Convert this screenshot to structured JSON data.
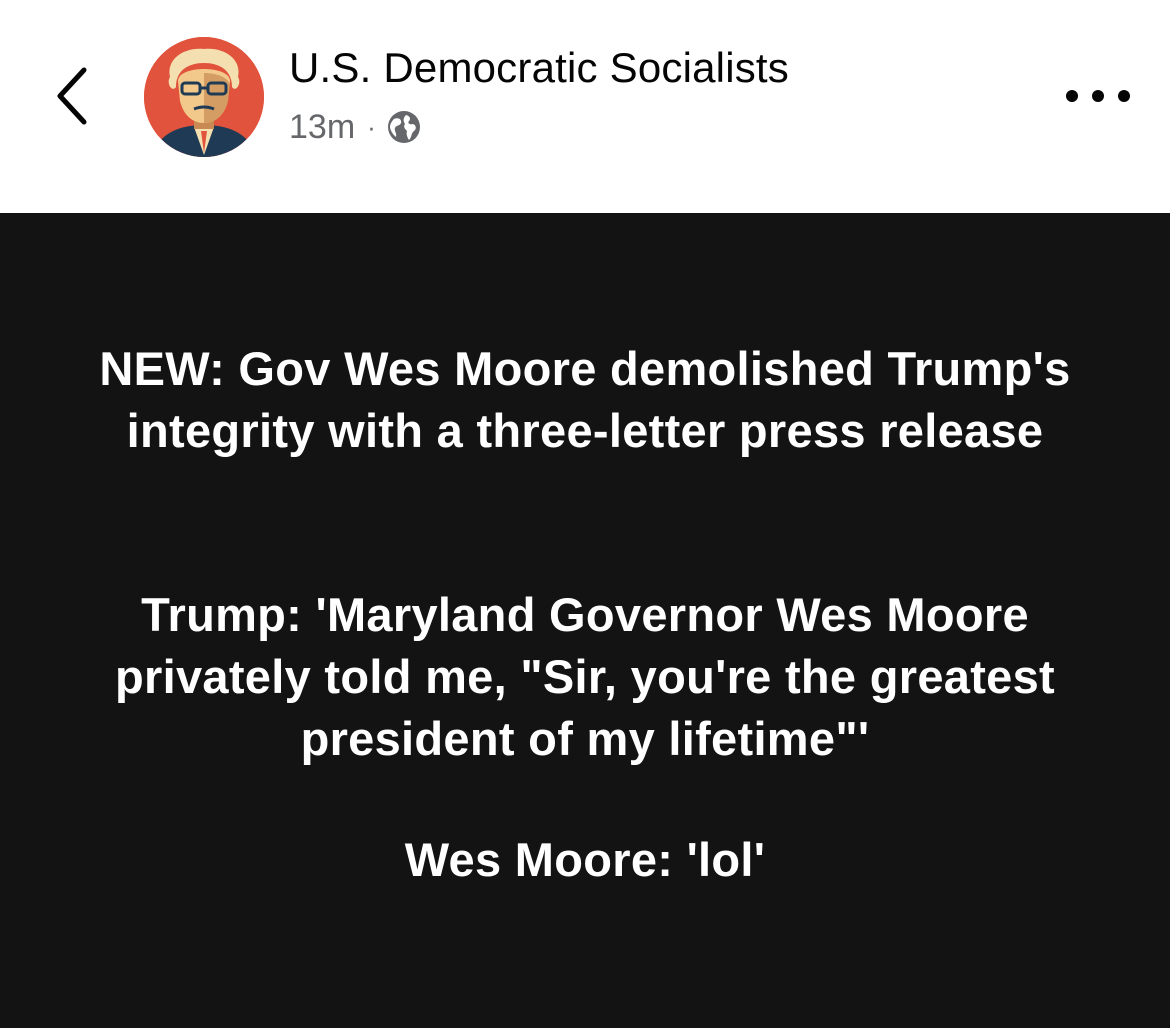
{
  "header": {
    "page_name": "U.S. Democratic Socialists",
    "timestamp": "13m",
    "separator": "·",
    "audience_icon": "globe-icon",
    "back_icon": "chevron-left-icon",
    "more_icon": "more-horizontal-icon"
  },
  "post": {
    "background_color": "#131313",
    "text_color": "#ffffff",
    "paragraphs": [
      "NEW: Gov Wes Moore demolished Trump's integrity with a three-letter press release",
      "Trump: 'Maryland Governor Wes Moore privately told me, \"Sir, you're the greatest president of my lifetime\"'",
      "Wes Moore: 'lol'"
    ]
  },
  "colors": {
    "avatar_background": "#e1533c",
    "meta_text": "#65676b"
  }
}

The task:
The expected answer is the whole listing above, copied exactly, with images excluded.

Your response:
Convert this screenshot to structured JSON data.
{
  "header": {
    "page_name": "U.S. Democratic Socialists",
    "timestamp": "13m",
    "separator": "·",
    "audience_icon": "globe-icon",
    "back_icon": "chevron-left-icon",
    "more_icon": "more-horizontal-icon"
  },
  "post": {
    "background_color": "#131313",
    "text_color": "#ffffff",
    "paragraphs": [
      "NEW: Gov Wes Moore demolished Trump's integrity with a three-letter press release",
      "Trump: 'Maryland Governor Wes Moore privately told me, \"Sir, you're the greatest president of my lifetime\"'",
      "Wes Moore: 'lol'"
    ]
  },
  "colors": {
    "avatar_background": "#e1533c",
    "meta_text": "#65676b"
  }
}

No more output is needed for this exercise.